This approach will work

- Compute the centroid of the longest path in the tree. To do that, use depth-first search to find the vertex x where the max of vertex depths in the tree rooted at x is minimal
- Compute the depth of all vertices in the tree rooted at x using a simple tree traversal
- Group the queries by the index of the connected component into which their query would fall if x was removed
- Iterate over all queries by component. Say your query is (v, d). If depth(v) <= d, then you can just use the d-th ancestor of v as the answer, using a standard approach in O(log n). Otherwise, check if there is a solution vertex w with path(v, w) crossing x and dist(v, w) = d by looking up the depth d - depth(v) in one of the other components (e.g. in O(1) via hashing)
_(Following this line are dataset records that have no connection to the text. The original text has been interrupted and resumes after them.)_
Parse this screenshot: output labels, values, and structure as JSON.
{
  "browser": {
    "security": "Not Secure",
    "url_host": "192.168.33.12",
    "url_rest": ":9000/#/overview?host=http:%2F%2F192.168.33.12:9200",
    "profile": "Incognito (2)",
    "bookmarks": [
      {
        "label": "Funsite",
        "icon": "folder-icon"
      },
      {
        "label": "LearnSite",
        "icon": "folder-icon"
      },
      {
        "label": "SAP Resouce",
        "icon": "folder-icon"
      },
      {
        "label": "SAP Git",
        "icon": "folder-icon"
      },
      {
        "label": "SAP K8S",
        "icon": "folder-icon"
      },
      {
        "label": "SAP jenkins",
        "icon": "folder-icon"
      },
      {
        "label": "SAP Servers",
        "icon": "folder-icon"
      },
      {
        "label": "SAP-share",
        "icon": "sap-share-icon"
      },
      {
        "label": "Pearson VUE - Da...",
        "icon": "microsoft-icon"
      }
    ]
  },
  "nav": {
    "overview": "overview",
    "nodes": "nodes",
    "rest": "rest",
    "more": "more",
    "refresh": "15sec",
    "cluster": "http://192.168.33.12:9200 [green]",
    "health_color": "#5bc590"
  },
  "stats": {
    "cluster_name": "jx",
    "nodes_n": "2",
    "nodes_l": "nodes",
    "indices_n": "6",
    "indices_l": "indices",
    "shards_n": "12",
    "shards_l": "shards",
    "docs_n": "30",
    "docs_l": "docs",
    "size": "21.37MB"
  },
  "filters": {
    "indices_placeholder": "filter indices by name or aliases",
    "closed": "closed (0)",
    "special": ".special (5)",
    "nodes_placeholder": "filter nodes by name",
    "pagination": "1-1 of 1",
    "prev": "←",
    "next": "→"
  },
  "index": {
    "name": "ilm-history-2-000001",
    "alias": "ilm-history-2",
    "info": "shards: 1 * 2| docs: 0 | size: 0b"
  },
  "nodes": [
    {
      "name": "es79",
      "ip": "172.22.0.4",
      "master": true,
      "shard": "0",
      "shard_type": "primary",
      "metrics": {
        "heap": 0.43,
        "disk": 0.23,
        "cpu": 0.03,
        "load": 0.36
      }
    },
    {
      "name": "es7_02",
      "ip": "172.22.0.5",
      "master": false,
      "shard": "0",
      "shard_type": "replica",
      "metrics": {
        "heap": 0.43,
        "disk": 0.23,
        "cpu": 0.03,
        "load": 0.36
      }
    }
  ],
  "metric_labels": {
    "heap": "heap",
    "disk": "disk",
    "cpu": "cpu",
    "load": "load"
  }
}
This works because if there is an answer for query (v, d) with depth(v) >= d, then there is a path of length d starting at v that crosses x, due to the property of x.

You can implement steps 1 and 2 using a single depth-first search.

For step 4, you want to keep a hash table that associates depth with vertices in a way that you can remove and add vertices in O(1). Then you can perform it in linear time when working component by component.

The total run time will be O((n + q) * log n).

This can be made online by precomputing the depth data structure from step 4 using persistent binary search trees, again in O(log n) per query.

`d`

edges between it and the root or do you want the minimum distance to be`d`

? I.e. If there are the paths`a->b->c->d->e->f->g`

and`a->g`

then is vertex`g`

a distance of`6`

from vertex`a`

or is it only a distance of`1`

(or can it be both distances)? – MT0 Jan 21 '16 at 10:38